Methods

A two-arm randomized, placebo controlled, double-blind trial was conducted in the Department of Physiology at the Khartoum University. A total of 120 healthy females completed the study. They were divided to two groups: A test group of 60 volunteers receiving GA (30 gm /day) for 6 weeks and a placebo group of 60 volunteers receiving pectin (1 gm/day) for the same period of time. Weight and height were measured before and after intervention using standardized height and weight scales. Skin fold thickness was measured using Harpenden Skin fold caliper. Fat percentage was calculated using Jackson and Pollock 7 caliper method and Siri equation.

Results

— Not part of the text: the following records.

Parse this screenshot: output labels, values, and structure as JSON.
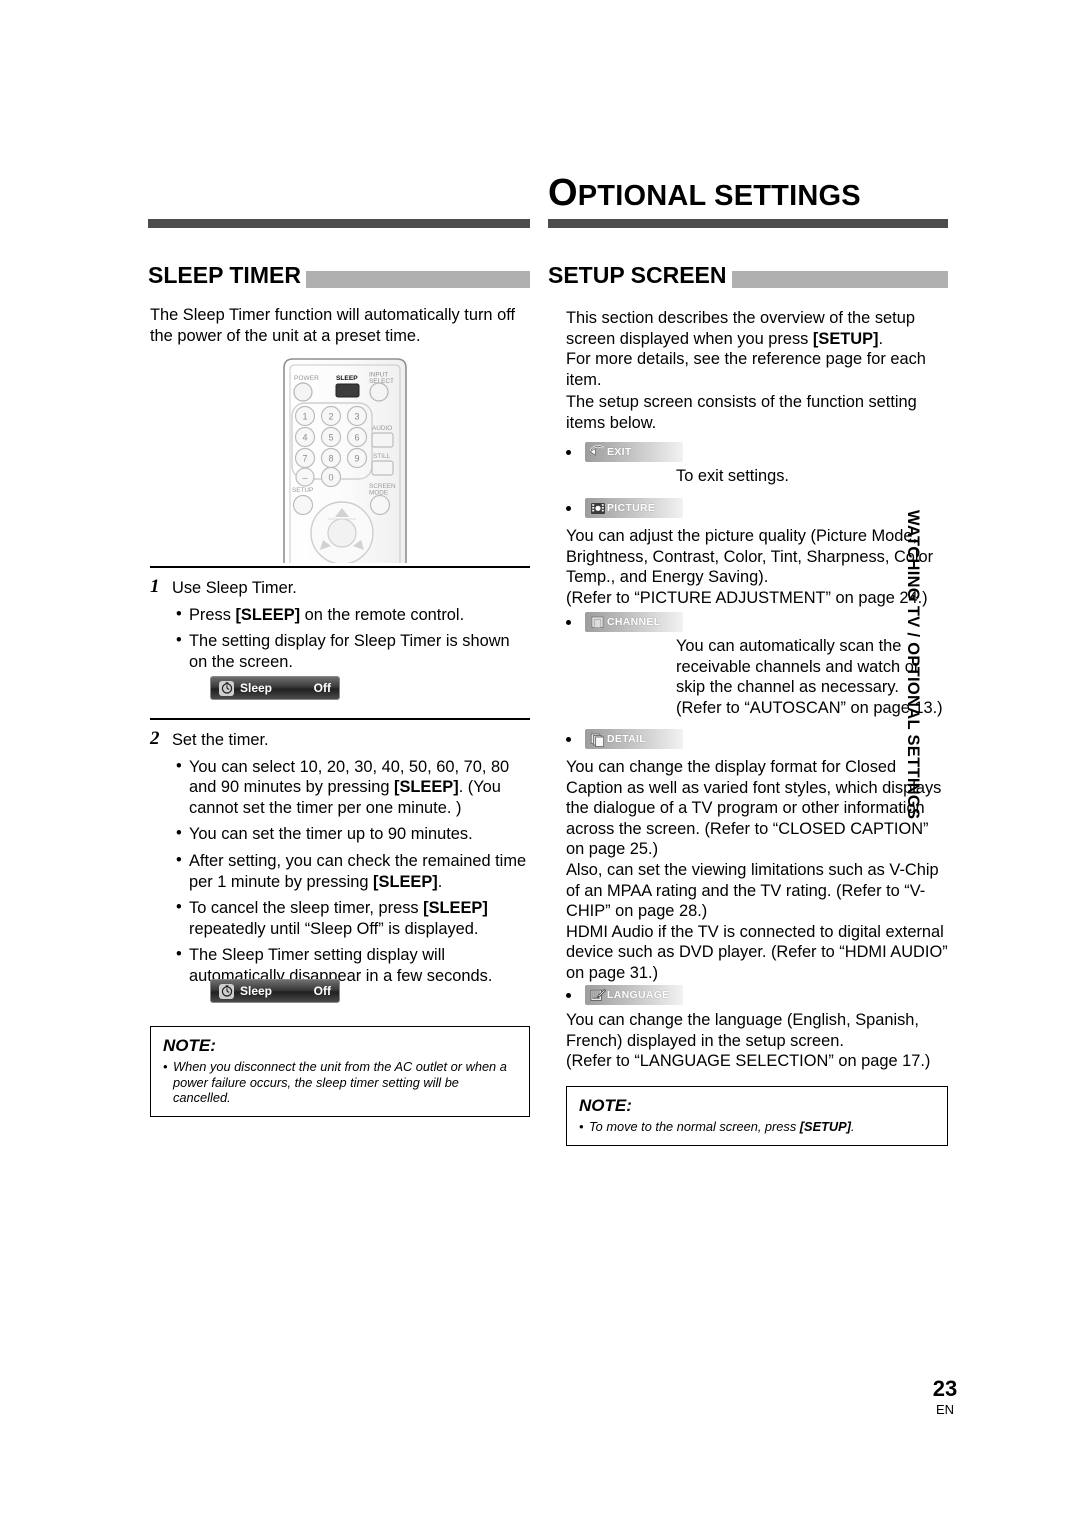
{
  "chapter": {
    "drop_cap": "O",
    "rest": "PTIONAL SETTINGS"
  },
  "left_column": {
    "section_title": "SLEEP TIMER",
    "intro": "The Sleep Timer function will automatically turn off the power of the unit at a preset time.",
    "remote": {
      "power_label": "POWER",
      "sleep_label": "SLEEP",
      "input_select_label": "INPUT SELECT",
      "audio_label": "AUDIO",
      "still_label": "STILL",
      "setup_label": "SETUP",
      "screen_mode_label": "SCREEN MODE",
      "keys": [
        "1",
        "2",
        "3",
        "4",
        "5",
        "6",
        "7",
        "8",
        "9",
        "–",
        "0"
      ]
    },
    "steps": [
      {
        "number": "1",
        "heading": "Use Sleep Timer.",
        "bullets": [
          "Press [SLEEP] on the remote control.",
          "The setting display for Sleep Timer is shown on the screen."
        ]
      },
      {
        "number": "2",
        "heading": "Set the timer.",
        "bullets": [
          "You can select 10, 20, 30, 40, 50, 60, 70, 80 and 90 minutes by pressing [SLEEP]. (You cannot set the timer per one minute. )",
          "You can set the timer up to 90 minutes.",
          "After setting, you can check the remained time per 1 minute by pressing [SLEEP].",
          "To cancel the sleep timer, press [SLEEP] repeatedly until “Sleep Off” is displayed.",
          "The Sleep Timer setting display will automatically disappear in a few seconds."
        ]
      }
    ],
    "osd": {
      "icon": "clock-icon",
      "label": "Sleep",
      "value": "Off"
    },
    "note": {
      "title": "NOTE:",
      "body": "When you disconnect the unit from the AC outlet or when a power failure occurs, the sleep timer setting will be cancelled."
    }
  },
  "right_column": {
    "section_title": "SETUP SCREEN",
    "intro_1": "This section describes the overview of the setup screen displayed when you press [SETUP].",
    "intro_2": "For more details, see the reference page for each item.",
    "intro_3": "The setup screen consists of the function setting items below.",
    "items": [
      {
        "icon": "exit-icon",
        "chip_label": "EXIT",
        "description": "To exit settings."
      },
      {
        "icon": "picture-icon",
        "chip_label": "PICTURE",
        "description": "You can adjust the picture quality (Picture Mode, Brightness, Contrast, Color, Tint, Sharpness, Color Temp., and Energy Saving).\n(Refer to “PICTURE ADJUSTMENT” on page 24.)"
      },
      {
        "icon": "channel-icon",
        "chip_label": "CHANNEL",
        "description": "You can automatically scan the receivable channels and watch or skip the channel as necessary.\n(Refer to “AUTOSCAN” on page 13.)"
      },
      {
        "icon": "detail-icon",
        "chip_label": "DETAIL",
        "description": "You can change the display format for Closed Caption as well as varied font styles, which displays the dialogue of a TV program or other information across the screen. (Refer to “CLOSED CAPTION” on page 25.)\nAlso, can set the viewing limitations such as V-Chip of an MPAA rating and the TV rating. (Refer to “V-CHIP” on page 28.)\nHDMI Audio if the TV is connected to digital external device such as DVD player. (Refer to “HDMI AUDIO” on page 31.)"
      },
      {
        "icon": "language-icon",
        "chip_label": "LANGUAGE",
        "description": "You can change the language (English, Spanish, French) displayed in the setup screen.\n(Refer to “LANGUAGE SELECTION” on page 17.)"
      }
    ],
    "note": {
      "title": "NOTE:",
      "body": "To move to the normal screen, press [SETUP]."
    }
  },
  "side_tab": "WATCHING TV / OPTIONAL SETTINGS",
  "folio": {
    "number": "23",
    "lang": "EN"
  },
  "colors": {
    "rule": "#4d4d4d",
    "section_bar": "#b0b0b0",
    "text": "#000000"
  }
}
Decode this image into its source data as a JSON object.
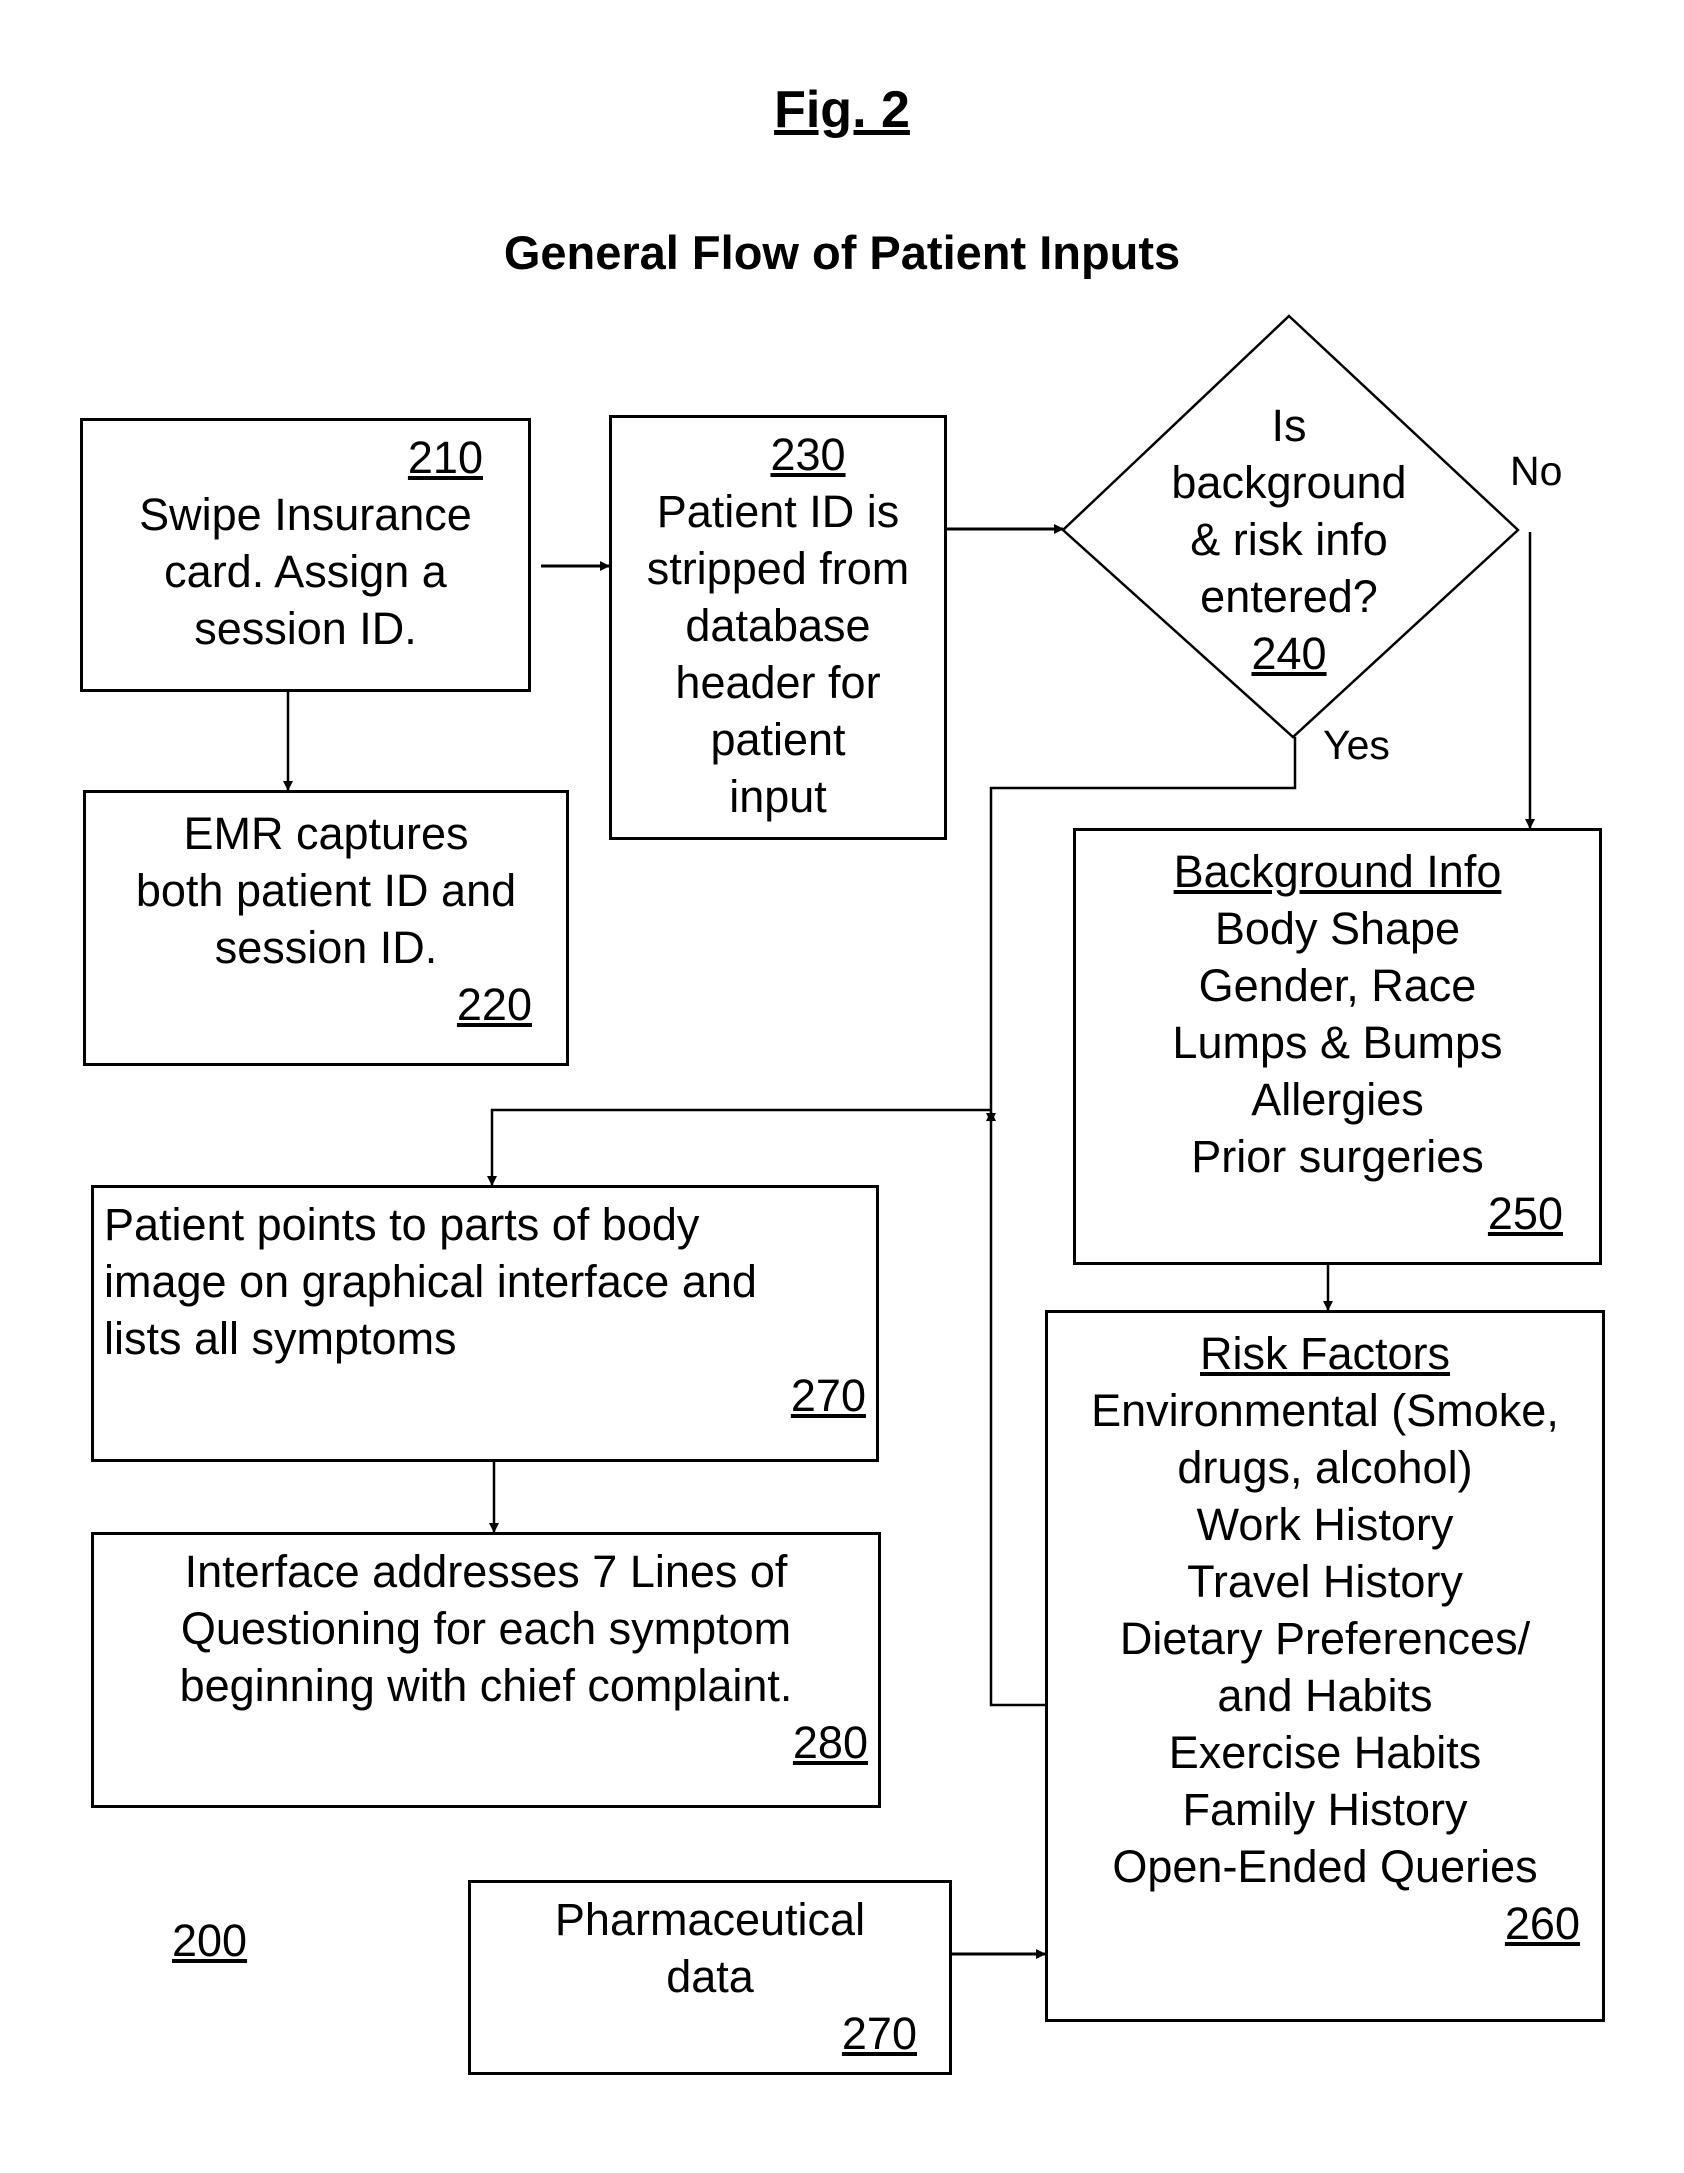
{
  "figure_label": "Fig. 2",
  "title": "General Flow of Patient Inputs",
  "diagram_ref": "200",
  "nodes": {
    "n210": {
      "ref": "210",
      "lines": [
        "Swipe Insurance",
        "card. Assign a",
        "session ID."
      ]
    },
    "n220": {
      "ref": "220",
      "lines": [
        "EMR captures",
        "both patient ID and",
        "session ID."
      ]
    },
    "n230": {
      "ref": "230",
      "lines": [
        "Patient ID is",
        "stripped from",
        "database",
        "header for",
        "patient",
        "input"
      ]
    },
    "n240": {
      "ref": "240",
      "lines": [
        "Is",
        "background",
        "& risk info",
        "entered?"
      ]
    },
    "n250": {
      "ref": "250",
      "heading": "Background Info",
      "lines": [
        "Body Shape",
        "Gender, Race",
        "Lumps & Bumps",
        "Allergies",
        "Prior surgeries"
      ]
    },
    "n260": {
      "ref": "260",
      "heading": "Risk Factors",
      "lines": [
        "Environmental (Smoke,",
        "drugs, alcohol)",
        "Work History",
        "Travel History",
        "Dietary Preferences/",
        "and Habits",
        "Exercise Habits",
        "Family History",
        "Open-Ended Queries"
      ]
    },
    "n270a": {
      "ref": "270",
      "lines": [
        "Patient points to parts of body",
        "image on graphical interface and",
        "lists all symptoms"
      ]
    },
    "n280": {
      "ref": "280",
      "lines": [
        "Interface addresses 7 Lines of",
        "Questioning for each symptom",
        "beginning with chief complaint."
      ]
    },
    "n270b": {
      "ref": "270",
      "lines": [
        "Pharmaceutical",
        "data"
      ]
    }
  },
  "edge_labels": {
    "no": "No",
    "yes": "Yes"
  }
}
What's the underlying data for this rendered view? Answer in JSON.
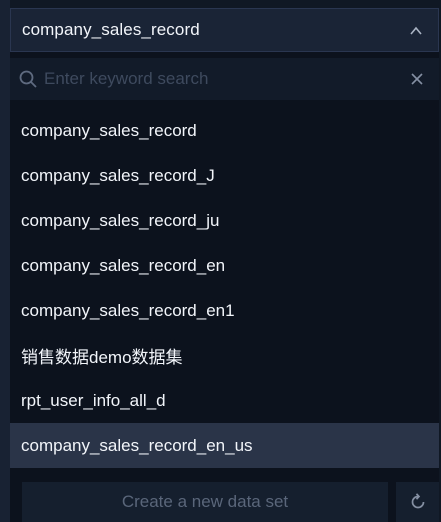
{
  "select": {
    "value": "company_sales_record",
    "expanded": true
  },
  "search": {
    "placeholder": "Enter keyword search",
    "value": ""
  },
  "options": [
    {
      "label": "company_sales_record",
      "selected": false
    },
    {
      "label": "company_sales_record_J",
      "selected": false
    },
    {
      "label": "company_sales_record_ju",
      "selected": false
    },
    {
      "label": "company_sales_record_en",
      "selected": false
    },
    {
      "label": "company_sales_record_en1",
      "selected": false
    },
    {
      "label": "销售数据demo数据集",
      "selected": false
    },
    {
      "label": "rpt_user_info_all_d",
      "selected": false
    },
    {
      "label": "company_sales_record_en_us",
      "selected": true
    }
  ],
  "footer": {
    "create_label": "Create a new data set"
  },
  "icons": {
    "chevron": "chevron-up-icon",
    "search": "search-icon",
    "clear": "close-icon",
    "refresh": "refresh-icon"
  },
  "colors": {
    "background": "#0c121d",
    "header": "#1a2436",
    "selected_row": "#2a3448",
    "text": "#f2f5fa",
    "muted": "#5a667a"
  }
}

Pre and post analysis among the study group showed significant reduction in BMI by 0.32 (95% CI: 0.17 to 0.47; P<0.0001) and body fat percentage by 2.18% (95% CI: 1.54 to 2.83; P<0.0001) following regular intake of 30 gm /day Gum Arabic for six weeks. Side effects caused by GA ingestion were experienced only in the first week. They included unfavorable viscous sensation in the mouth, early morning nausea, mild diarrhea and bloating abdomen.

Conclusions

GA ingestion causes significant reduction in BMI and body fat percentage among healthy adult females. The effect could be exploited in the treatment of obesity.

Keywords:
Gum Arabic; Obesity; BMI; Body fat percentage